Expect Beijing to soon start lobbying against the proposal.

By: Alicia García-Herrero Topic: Energy & Climate, Global Economics & Governance Date: July 26, 2021
Read article More on this topic
 

Blog Post

A world divided: global vaccine trade and production

COVID-19 has reinforced traditional vaccine production patterns, but the global vaccine trade has changed considerably.

By: Lionel Guetta-Jeanrenaud, Niclas Poitiers and Reinhilde Veugelers Topic: Global Economics & Governance Date: July 20, 2021
Read article More by this author
 

Blog Post

The European Union’s carbon border mechanism and the WTO

To avoid any backlash, the European Union should work with other World Trade Organisation members to define basic principles of carbon border adjustment mechanisms.

By: André Sapir Topic: Energy & Climate, Global Economics & Governance Date: July 19, 2021
Read about event More on this topic
 

Upcoming Event

Sep
3
09:00

The role of the EU's trade strategy for an inclusive and sustainable recovery

Bruegel Annual Meetings, Day 3 - We are delighted to welcome Valdis Dombrovskis, Executive Vice President of the European Commission for An Economy that Works for People to talk about Europe's trade strategy.

Speakers: Valdis Dombrovskis, Alicia García-Herrero and Guntram B. Wolff Topic: European Macroeconomics & Governance Location: Palais des Academies, Rue Ducale 1
Read article More on this topic More by this author
 

Opinion

Could the RMB dislodge the dollar as a reserve currency?

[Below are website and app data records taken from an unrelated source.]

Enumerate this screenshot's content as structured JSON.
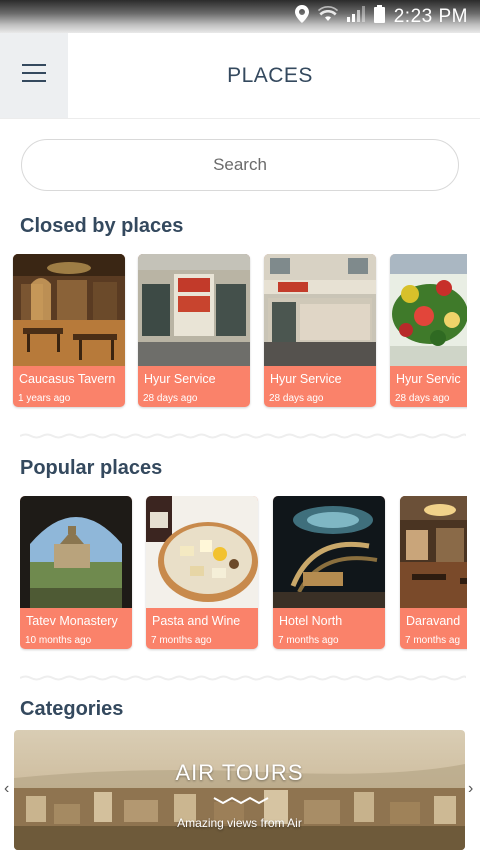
{
  "status_bar": {
    "time": "2:23 PM",
    "icons": [
      "location-icon",
      "wifi-icon",
      "signal-icon",
      "battery-icon"
    ]
  },
  "header": {
    "title": "PLACES",
    "menu_icon": "hamburger-menu-icon"
  },
  "search": {
    "placeholder": "Search"
  },
  "closed_places": {
    "title": "Closed by places",
    "items": [
      {
        "name": "Caucasus Tavern",
        "time": "1 years ago",
        "image": "tavern-interior"
      },
      {
        "name": "Hyur Service",
        "time": "28 days ago",
        "image": "hyur-storefront"
      },
      {
        "name": "Hyur Service",
        "time": "28 days ago",
        "image": "hyur-street-front"
      },
      {
        "name": "Hyur Servic",
        "time": "28 days ago",
        "image": "food-platter"
      }
    ]
  },
  "popular_places": {
    "title": "Popular places",
    "items": [
      {
        "name": "Tatev Monastery",
        "time": "10 months ago",
        "image": "monastery-arch"
      },
      {
        "name": "Pasta and Wine",
        "time": "7 months ago",
        "image": "cheese-plate"
      },
      {
        "name": "Hotel North",
        "time": "7 months ago",
        "image": "hotel-staircase"
      },
      {
        "name": "Daravand",
        "time": "7 months ag",
        "image": "restaurant-hall"
      }
    ]
  },
  "categories": {
    "title": "Categories",
    "banner": {
      "title": "AIR TOURS",
      "subtitle": "Amazing views from Air"
    },
    "prev_icon": "chevron-left-icon",
    "next_icon": "chevron-right-icon"
  },
  "colors": {
    "accent": "#fa826a",
    "heading": "#34495e",
    "menu_bg": "#edeff1"
  }
}
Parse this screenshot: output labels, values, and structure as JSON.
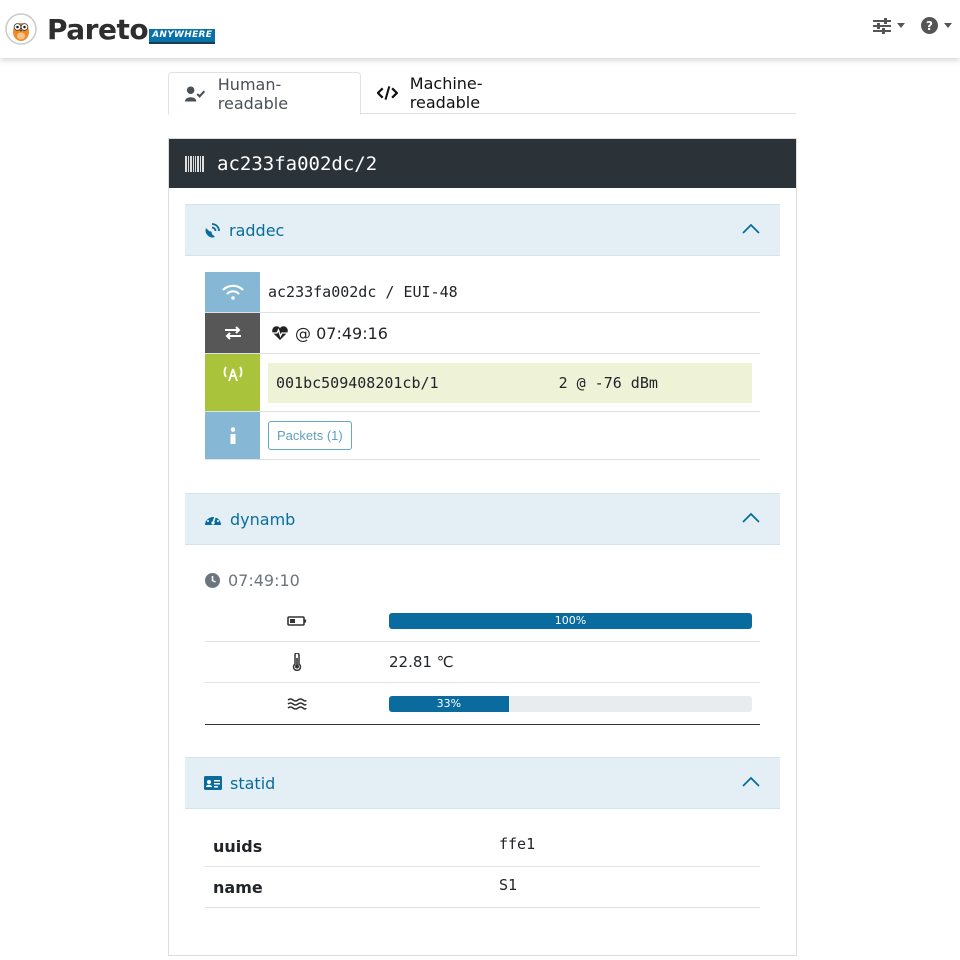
{
  "brand": {
    "name": "Pareto",
    "tag": "ANYWHERE"
  },
  "nav": {
    "settings_icon": "sliders-icon",
    "help_icon": "question-circle-icon"
  },
  "tabs": [
    {
      "label": "Human-readable",
      "icon": "user-check-icon",
      "active": true
    },
    {
      "label": "Machine-readable",
      "icon": "code-icon",
      "active": false
    }
  ],
  "device": {
    "id": "ac233fa002dc/2",
    "icon": "barcode-icon"
  },
  "raddec": {
    "title": "raddec",
    "transmitter": "ac233fa002dc / EUI-48",
    "event_time": "@ 07:49:16",
    "receiver": "001bc509408201cb/1",
    "rssi": "2 @ -76 dBm",
    "packets_button": "Packets (1)",
    "colors": {
      "wifi": "#86b8d6",
      "exchange": "#575757",
      "antenna": "#a9c43a",
      "info": "#86b8d6"
    }
  },
  "dynamb": {
    "title": "dynamb",
    "time": "07:49:10",
    "battery": {
      "percent": 100,
      "label": "100%"
    },
    "temperature": "22.81 ℃",
    "humidity": {
      "percent": 33,
      "label": "33%"
    }
  },
  "statid": {
    "title": "statid",
    "rows": [
      {
        "key": "uuids",
        "value": "ffe1"
      },
      {
        "key": "name",
        "value": "S1"
      }
    ]
  }
}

The dollar remains the world’s largest reserve currency, but it is facing both domestic and external risks.

By: Alicia García-Herrero Topic: Global Economics & Governance Date: July 14, 2021
Read about event More on this topic
 

Past Event

Past Event

Strengthening the weak links: future of supply chains

What new supply chains trends will we see in the post-pandemic era?

Speakers: Ebru Özdemir, André Sapir and Guntram B. Wolff Topic: Global Economics & Governance Date: July 7, 2021
Read article More on this topic More by this author
 

Podcast

Podcast

CCP's 100th Anniversary: Reflecting and looking forward

As the Chinese Communist Party celebrates its 100th anniversary, we looked into the past, future and present of the country's economic development.

By: The Sound of Economics Topic: Global Economics & Governance Date: July 7, 2021
Read article Download PDF More on this topic
 

Policy Contribution

Commercialisation contracts: European support for low-carbon technology deployment

To cut the cost of decarbonisation significantly, the best solution would be to provide investors with a predictable carbon price that corresponds to the envisaged decarbonisation pathway.

By: Ben McWilliams and Georg Zachmann Topic: Energy & Climate Date: July 1, 2021
Read article More on this topic More by this author
 

Podcast

Podcast

Avoiding a requiem for the WTO

The WTO has been 'missing in action': how can we restore the organisation's role as a global forum for cooperation on trade?

By: The Sound of Economics Topic: Global Economics & Governance Date: June 16, 2021
Read article
 

Opinion

Relaunching transatlantic cooperation with a carbon border adjustment mechanism

The best way for the EU and the US to jointly introduce carbon border adjustment would be to form a ‘climate club’.

By: Simone Tagliapietra and Guntram B. Wolff Topic: Energy & Climate, Global Economics & Governance Date: June 11, 2021
Read article More by this author
 

Podcast

Podcast

A transatlantic climate alliance

When Joe Biden visits Europe for the first time as US president, he should begin forging a transatlantic green deal.

By: The Sound of Economics Topic: Energy & Climate, Global Economics & Governance Date: June 11, 2021
Read article More on this topic More by this author
 

Podcast

Podcast

Challenges and growth of China's private sector

Is the dynamic role of the private sector in China under threat by its economic model and the United States?

By: The Sound of Economics Topic: Global Economics & Governance Date: June 9, 2021
Load more posts